  • FAMMED 244: Ethnicity and Medicine (Spr; 1-3 units) Weekly lecture series. Examines the linguistic, social class, and cultural factors that impact patient care. Presentations promote culturally sensitive health care services and review contemporary research issues involving minority and underserved populations. Topics include health care inequities and medical practices of African Americans, Asians, Latinos, Native Americans, immigrants, and refugees in both urban and rural settings. 1 unit requires weekly lecture attendance, completion of required readings, completion of response questions; 2 units requires weekly lecture attendance and discussion session, completion of required readings and weekly response questions; additional requirement for 3 units (HUMBIO only) is completion of a significant term paper Only students taking the course for 3 units may request a letter grade. Enrollment limited to students with sophomore academic standing or above.This course must be taken for a minimum of 3 units to be eligible for Ways credit.
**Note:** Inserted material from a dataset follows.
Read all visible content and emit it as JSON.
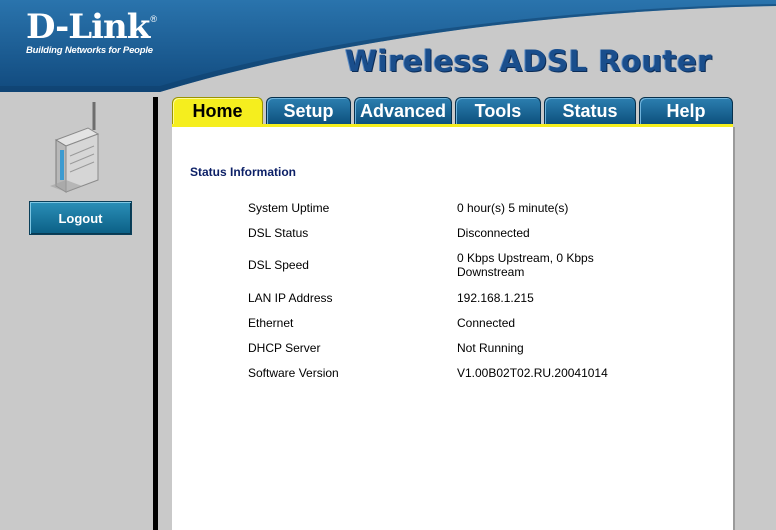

  • INDE 215: Queer Health and Medicine (Spr; 1 unit) Explores specific, pertinent, and timely issues impacting the health of the lesbian, gay, bisexual, and transgender community; examines the role of the primary care physician in addressing the health care needs of this community. Guest lecturers provide a gender-sensitive approach to the medical care of the LGBT patient, breaking down homophobic barriers and reaffirming patient diversity. May be repeated for credit.
  • PEDS 219: Design for Child Health Equity: Redesigning Healthcare Delivery (Spr; 3 units) n this class, our aim is to imagine novel interventions that may reduce health disparities for discharged NICU babies with medical complexity (CMC). We will be focused on patients and families from low-income communities served by Stanford's General Pediatrics Division. This class will define and address Essential Disparities in child health, informed by national evidence and community needs assessments. We will engage hospitals, clinicians, families, social service experts, policy experts, technologists and YOU to imagine and redesign post-NICU care. Students will participate in a field trip to the hospital Neonatal ICU, and visit homes of discharged NICU families. Students will enjoy an expert panel day incorporating a parent advocate, policy and hospital experts. From this research, students will design products, services and systems firmly rooted in human-centered design methodology.